Problem statement:
Go through the entries, filter for the word "session", and copy every line that has it.

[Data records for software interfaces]
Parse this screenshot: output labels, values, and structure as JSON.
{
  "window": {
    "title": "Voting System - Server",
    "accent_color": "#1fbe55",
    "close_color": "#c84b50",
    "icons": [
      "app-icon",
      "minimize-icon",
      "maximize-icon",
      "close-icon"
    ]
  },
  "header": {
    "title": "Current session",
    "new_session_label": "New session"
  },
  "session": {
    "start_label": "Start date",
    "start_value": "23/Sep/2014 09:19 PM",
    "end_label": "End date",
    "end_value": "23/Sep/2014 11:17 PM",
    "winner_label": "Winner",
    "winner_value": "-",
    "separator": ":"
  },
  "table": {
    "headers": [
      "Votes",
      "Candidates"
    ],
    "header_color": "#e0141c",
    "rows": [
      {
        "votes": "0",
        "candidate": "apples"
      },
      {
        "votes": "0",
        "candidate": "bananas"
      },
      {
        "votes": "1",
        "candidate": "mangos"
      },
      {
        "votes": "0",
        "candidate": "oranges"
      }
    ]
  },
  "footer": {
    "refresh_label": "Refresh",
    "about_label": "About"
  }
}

Response area:
    "title": "Current session",
    "new_session_label": "New session"
  "session": {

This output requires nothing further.